HOW TO COMPLETE THIS TASK:
In the listing below, find every line containing "title" and copy it out.

SUPPLIED MATERIAL:
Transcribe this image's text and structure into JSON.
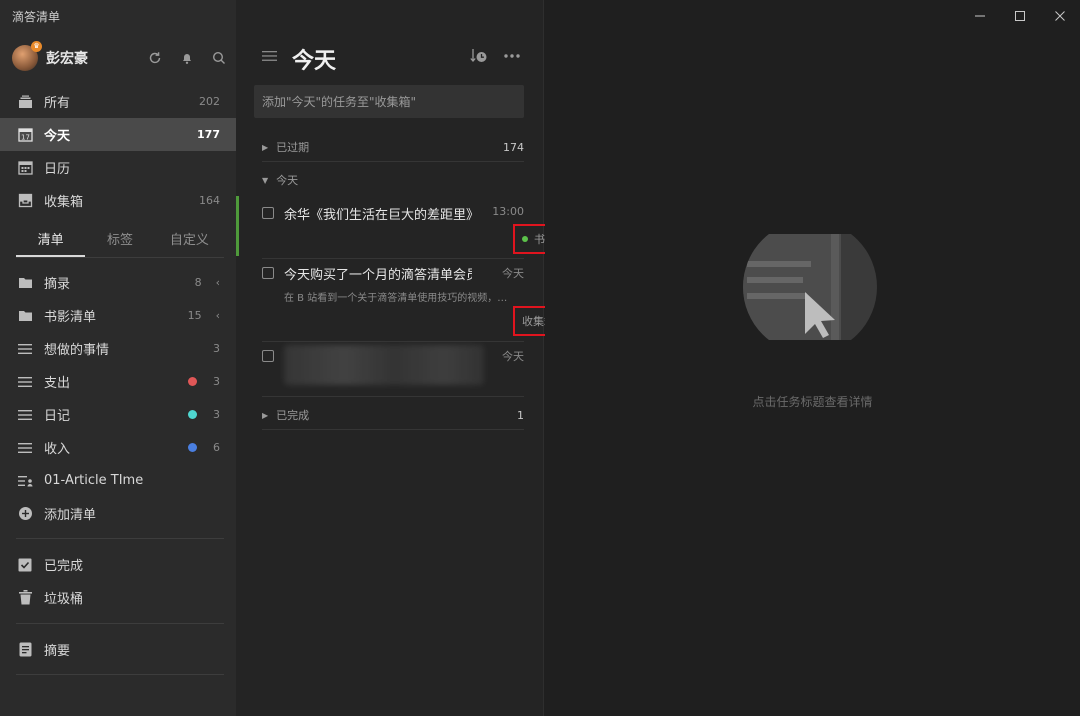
{
  "app": {
    "title": "滴答清单"
  },
  "user": {
    "name": "彭宏豪"
  },
  "sidebar": {
    "smart": [
      {
        "label": "所有",
        "count": "202"
      },
      {
        "label": "今天",
        "count": "177"
      },
      {
        "label": "日历",
        "count": ""
      },
      {
        "label": "收集箱",
        "count": "164"
      }
    ],
    "tabs": [
      "清单",
      "标签",
      "自定义"
    ],
    "lists": [
      {
        "label": "摘录",
        "count": "8",
        "chevron": "‹"
      },
      {
        "label": "书影清单",
        "count": "15",
        "chevron": "‹"
      },
      {
        "label": "想做的事情",
        "count": "3"
      },
      {
        "label": "支出",
        "count": "3",
        "color": "#e05757"
      },
      {
        "label": "日记",
        "count": "3",
        "color": "#4fd6d0"
      },
      {
        "label": "收入",
        "count": "6",
        "color": "#4a7fe0"
      },
      {
        "label": "01-Article TIme",
        "count": ""
      }
    ],
    "add_list": "添加清单",
    "completed": "已完成",
    "trash": "垃圾桶",
    "summary": "摘要"
  },
  "main": {
    "title": "今天",
    "add_placeholder": "添加\"今天\"的任务至\"收集箱\"",
    "sections": {
      "overdue": {
        "label": "已过期",
        "count": "174"
      },
      "today": {
        "label": "今天"
      },
      "done": {
        "label": "已完成",
        "count": "1"
      }
    },
    "tasks": [
      {
        "title": "余华《我们生活在巨大的差距里》",
        "time": "13:00",
        "tag": "书单"
      },
      {
        "title": "今天购买了一个月的滴答清单会员",
        "time": "今天",
        "desc": "在 B 站看到一个关于滴答清单使用技巧的视频，…",
        "tag": "收集箱"
      },
      {
        "title": "",
        "time": "今天"
      }
    ]
  },
  "detail": {
    "empty_text": "点击任务标题查看详情"
  },
  "colors": {
    "accent_green": "#5cc24a",
    "highlight_red": "#e0141e",
    "active_bg": "#4a4a4a"
  }
}
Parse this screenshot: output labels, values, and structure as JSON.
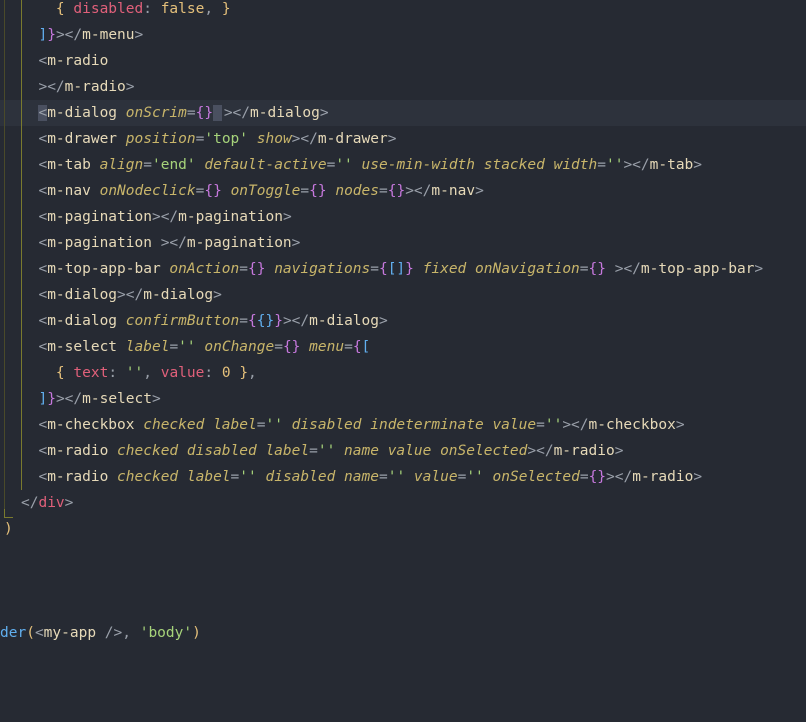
{
  "colors": {
    "background": "#262a33",
    "active_line": "#2d323c",
    "tag": "#e6d9b8",
    "punct": "#9aa0aa",
    "attr": "#c8b56a",
    "string": "#a6d37a",
    "key": "#e0607a",
    "brace": "#c678dd",
    "bracket": "#61afef",
    "number": "#e5c07b",
    "func": "#61afef"
  },
  "lines": [
    [
      {
        "t": "    ",
        "c": "plain"
      },
      {
        "t": "{ ",
        "c": "yel"
      },
      {
        "t": "disabled",
        "c": "key"
      },
      {
        "t": ": ",
        "c": "punct"
      },
      {
        "t": "false",
        "c": "num"
      },
      {
        "t": ", ",
        "c": "punct"
      },
      {
        "t": "}",
        "c": "yel"
      }
    ],
    [
      {
        "t": "  ",
        "c": "plain"
      },
      {
        "t": "]",
        "c": "bracket"
      },
      {
        "t": "}",
        "c": "brace"
      },
      {
        "t": "></",
        "c": "punct"
      },
      {
        "t": "m-menu",
        "c": "tag"
      },
      {
        "t": ">",
        "c": "punct"
      }
    ],
    [
      {
        "t": "  ",
        "c": "plain"
      },
      {
        "t": "<",
        "c": "punct"
      },
      {
        "t": "m-radio",
        "c": "tag"
      }
    ],
    [
      {
        "t": "  ",
        "c": "plain"
      },
      {
        "t": "></",
        "c": "punct"
      },
      {
        "t": "m-radio",
        "c": "tag"
      },
      {
        "t": ">",
        "c": "punct"
      }
    ],
    [
      {
        "t": "  ",
        "c": "plain"
      },
      {
        "t": "<",
        "c": "cur"
      },
      {
        "t": "m-dialog ",
        "c": "tag"
      },
      {
        "t": "onScrim",
        "c": "attr"
      },
      {
        "t": "=",
        "c": "punct"
      },
      {
        "t": "{}",
        "c": "brace"
      },
      {
        "t": " ",
        "c": "curblock"
      },
      {
        "t": "></",
        "c": "punct"
      },
      {
        "t": "m-dialog",
        "c": "tag"
      },
      {
        "t": ">",
        "c": "punct"
      }
    ],
    [
      {
        "t": "  ",
        "c": "plain"
      },
      {
        "t": "<",
        "c": "punct"
      },
      {
        "t": "m-drawer ",
        "c": "tag"
      },
      {
        "t": "position",
        "c": "attr"
      },
      {
        "t": "=",
        "c": "punct"
      },
      {
        "t": "'top'",
        "c": "str"
      },
      {
        "t": " ",
        "c": "plain"
      },
      {
        "t": "show",
        "c": "attr"
      },
      {
        "t": "></",
        "c": "punct"
      },
      {
        "t": "m-drawer",
        "c": "tag"
      },
      {
        "t": ">",
        "c": "punct"
      }
    ],
    [
      {
        "t": "  ",
        "c": "plain"
      },
      {
        "t": "<",
        "c": "punct"
      },
      {
        "t": "m-tab ",
        "c": "tag"
      },
      {
        "t": "align",
        "c": "attr"
      },
      {
        "t": "=",
        "c": "punct"
      },
      {
        "t": "'end'",
        "c": "str"
      },
      {
        "t": " ",
        "c": "plain"
      },
      {
        "t": "default-active",
        "c": "attr"
      },
      {
        "t": "=",
        "c": "punct"
      },
      {
        "t": "''",
        "c": "str"
      },
      {
        "t": " ",
        "c": "plain"
      },
      {
        "t": "use-min-width stacked width",
        "c": "attr"
      },
      {
        "t": "=",
        "c": "punct"
      },
      {
        "t": "''",
        "c": "str"
      },
      {
        "t": "></",
        "c": "punct"
      },
      {
        "t": "m-tab",
        "c": "tag"
      },
      {
        "t": ">",
        "c": "punct"
      }
    ],
    [
      {
        "t": "  ",
        "c": "plain"
      },
      {
        "t": "<",
        "c": "punct"
      },
      {
        "t": "m-nav ",
        "c": "tag"
      },
      {
        "t": "onNodeclick",
        "c": "attr"
      },
      {
        "t": "=",
        "c": "punct"
      },
      {
        "t": "{}",
        "c": "brace"
      },
      {
        "t": " ",
        "c": "plain"
      },
      {
        "t": "onToggle",
        "c": "attr"
      },
      {
        "t": "=",
        "c": "punct"
      },
      {
        "t": "{}",
        "c": "brace"
      },
      {
        "t": " ",
        "c": "plain"
      },
      {
        "t": "nodes",
        "c": "attr"
      },
      {
        "t": "=",
        "c": "punct"
      },
      {
        "t": "{}",
        "c": "brace"
      },
      {
        "t": "></",
        "c": "punct"
      },
      {
        "t": "m-nav",
        "c": "tag"
      },
      {
        "t": ">",
        "c": "punct"
      }
    ],
    [
      {
        "t": "  ",
        "c": "plain"
      },
      {
        "t": "<",
        "c": "punct"
      },
      {
        "t": "m-pagination",
        "c": "tag"
      },
      {
        "t": "></",
        "c": "punct"
      },
      {
        "t": "m-pagination",
        "c": "tag"
      },
      {
        "t": ">",
        "c": "punct"
      }
    ],
    [
      {
        "t": "  ",
        "c": "plain"
      },
      {
        "t": "<",
        "c": "punct"
      },
      {
        "t": "m-pagination ",
        "c": "tag"
      },
      {
        "t": "></",
        "c": "punct"
      },
      {
        "t": "m-pagination",
        "c": "tag"
      },
      {
        "t": ">",
        "c": "punct"
      }
    ],
    [
      {
        "t": "  ",
        "c": "plain"
      },
      {
        "t": "<",
        "c": "punct"
      },
      {
        "t": "m-top-app-bar ",
        "c": "tag"
      },
      {
        "t": "onAction",
        "c": "attr"
      },
      {
        "t": "=",
        "c": "punct"
      },
      {
        "t": "{}",
        "c": "brace"
      },
      {
        "t": " ",
        "c": "plain"
      },
      {
        "t": "navigations",
        "c": "attr"
      },
      {
        "t": "=",
        "c": "punct"
      },
      {
        "t": "{",
        "c": "brace"
      },
      {
        "t": "[]",
        "c": "bracket"
      },
      {
        "t": "}",
        "c": "brace"
      },
      {
        "t": " ",
        "c": "plain"
      },
      {
        "t": "fixed onNavigation",
        "c": "attr"
      },
      {
        "t": "=",
        "c": "punct"
      },
      {
        "t": "{}",
        "c": "brace"
      },
      {
        "t": " ",
        "c": "plain"
      },
      {
        "t": "></",
        "c": "punct"
      },
      {
        "t": "m-top-app-bar",
        "c": "tag"
      },
      {
        "t": ">",
        "c": "punct"
      }
    ],
    [
      {
        "t": "  ",
        "c": "plain"
      },
      {
        "t": "<",
        "c": "punct"
      },
      {
        "t": "m-dialog",
        "c": "tag"
      },
      {
        "t": "></",
        "c": "punct"
      },
      {
        "t": "m-dialog",
        "c": "tag"
      },
      {
        "t": ">",
        "c": "punct"
      }
    ],
    [
      {
        "t": "  ",
        "c": "plain"
      },
      {
        "t": "<",
        "c": "punct"
      },
      {
        "t": "m-dialog ",
        "c": "tag"
      },
      {
        "t": "confirmButton",
        "c": "attr"
      },
      {
        "t": "=",
        "c": "punct"
      },
      {
        "t": "{",
        "c": "brace"
      },
      {
        "t": "{}",
        "c": "bracket"
      },
      {
        "t": "}",
        "c": "brace"
      },
      {
        "t": "></",
        "c": "punct"
      },
      {
        "t": "m-dialog",
        "c": "tag"
      },
      {
        "t": ">",
        "c": "punct"
      }
    ],
    [
      {
        "t": "  ",
        "c": "plain"
      },
      {
        "t": "<",
        "c": "punct"
      },
      {
        "t": "m-select ",
        "c": "tag"
      },
      {
        "t": "label",
        "c": "attr"
      },
      {
        "t": "=",
        "c": "punct"
      },
      {
        "t": "''",
        "c": "str"
      },
      {
        "t": " ",
        "c": "plain"
      },
      {
        "t": "onChange",
        "c": "attr"
      },
      {
        "t": "=",
        "c": "punct"
      },
      {
        "t": "{}",
        "c": "brace"
      },
      {
        "t": " ",
        "c": "plain"
      },
      {
        "t": "menu",
        "c": "attr"
      },
      {
        "t": "=",
        "c": "punct"
      },
      {
        "t": "{",
        "c": "brace"
      },
      {
        "t": "[",
        "c": "bracket"
      }
    ],
    [
      {
        "t": "    ",
        "c": "plain"
      },
      {
        "t": "{ ",
        "c": "yel"
      },
      {
        "t": "text",
        "c": "key"
      },
      {
        "t": ": ",
        "c": "punct"
      },
      {
        "t": "''",
        "c": "str"
      },
      {
        "t": ", ",
        "c": "punct"
      },
      {
        "t": "value",
        "c": "key"
      },
      {
        "t": ": ",
        "c": "punct"
      },
      {
        "t": "0",
        "c": "num"
      },
      {
        "t": " ",
        "c": "plain"
      },
      {
        "t": "}",
        "c": "yel"
      },
      {
        "t": ",",
        "c": "punct"
      }
    ],
    [
      {
        "t": "  ",
        "c": "plain"
      },
      {
        "t": "]",
        "c": "bracket"
      },
      {
        "t": "}",
        "c": "brace"
      },
      {
        "t": "></",
        "c": "punct"
      },
      {
        "t": "m-select",
        "c": "tag"
      },
      {
        "t": ">",
        "c": "punct"
      }
    ],
    [
      {
        "t": "  ",
        "c": "plain"
      },
      {
        "t": "<",
        "c": "punct"
      },
      {
        "t": "m-checkbox ",
        "c": "tag"
      },
      {
        "t": "checked label",
        "c": "attr"
      },
      {
        "t": "=",
        "c": "punct"
      },
      {
        "t": "''",
        "c": "str"
      },
      {
        "t": " ",
        "c": "plain"
      },
      {
        "t": "disabled indeterminate value",
        "c": "attr"
      },
      {
        "t": "=",
        "c": "punct"
      },
      {
        "t": "''",
        "c": "str"
      },
      {
        "t": "></",
        "c": "punct"
      },
      {
        "t": "m-checkbox",
        "c": "tag"
      },
      {
        "t": ">",
        "c": "punct"
      }
    ],
    [
      {
        "t": "  ",
        "c": "plain"
      },
      {
        "t": "<",
        "c": "punct"
      },
      {
        "t": "m-radio ",
        "c": "tag"
      },
      {
        "t": "checked disabled label",
        "c": "attr"
      },
      {
        "t": "=",
        "c": "punct"
      },
      {
        "t": "''",
        "c": "str"
      },
      {
        "t": " ",
        "c": "plain"
      },
      {
        "t": "name value onSelected",
        "c": "attr"
      },
      {
        "t": "></",
        "c": "punct"
      },
      {
        "t": "m-radio",
        "c": "tag"
      },
      {
        "t": ">",
        "c": "punct"
      }
    ],
    [
      {
        "t": "  ",
        "c": "plain"
      },
      {
        "t": "<",
        "c": "punct"
      },
      {
        "t": "m-radio ",
        "c": "tag"
      },
      {
        "t": "checked label",
        "c": "attr"
      },
      {
        "t": "=",
        "c": "punct"
      },
      {
        "t": "''",
        "c": "str"
      },
      {
        "t": " ",
        "c": "plain"
      },
      {
        "t": "disabled name",
        "c": "attr"
      },
      {
        "t": "=",
        "c": "punct"
      },
      {
        "t": "''",
        "c": "str"
      },
      {
        "t": " ",
        "c": "plain"
      },
      {
        "t": "value",
        "c": "attr"
      },
      {
        "t": "=",
        "c": "punct"
      },
      {
        "t": "''",
        "c": "str"
      },
      {
        "t": " ",
        "c": "plain"
      },
      {
        "t": "onSelected",
        "c": "attr"
      },
      {
        "t": "=",
        "c": "punct"
      },
      {
        "t": "{}",
        "c": "brace"
      },
      {
        "t": "></",
        "c": "punct"
      },
      {
        "t": "m-radio",
        "c": "tag"
      },
      {
        "t": ">",
        "c": "punct"
      }
    ],
    [
      {
        "t": "",
        "c": "plain"
      },
      {
        "t": "</",
        "c": "punct"
      },
      {
        "t": "div",
        "c": "key"
      },
      {
        "t": ">",
        "c": "punct"
      }
    ],
    [
      {
        "t": ")",
        "c": "yel"
      }
    ],
    [],
    [],
    [],
    [
      {
        "t": "der",
        "c": "func"
      },
      {
        "t": "(",
        "c": "yel"
      },
      {
        "t": "<",
        "c": "punct"
      },
      {
        "t": "my-app ",
        "c": "tag"
      },
      {
        "t": "/>",
        "c": "punct"
      },
      {
        "t": ", ",
        "c": "punct"
      },
      {
        "t": "'body'",
        "c": "str"
      },
      {
        "t": ")",
        "c": "yel"
      }
    ]
  ]
}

WRITTEN RESPONSE:
    "title": "滴答清单"
    "title": "今天",
        "title": "余华《我们生活在巨大的差距里》",
        "title": "今天购买了一个月的滴答清单会员",
        "title": "",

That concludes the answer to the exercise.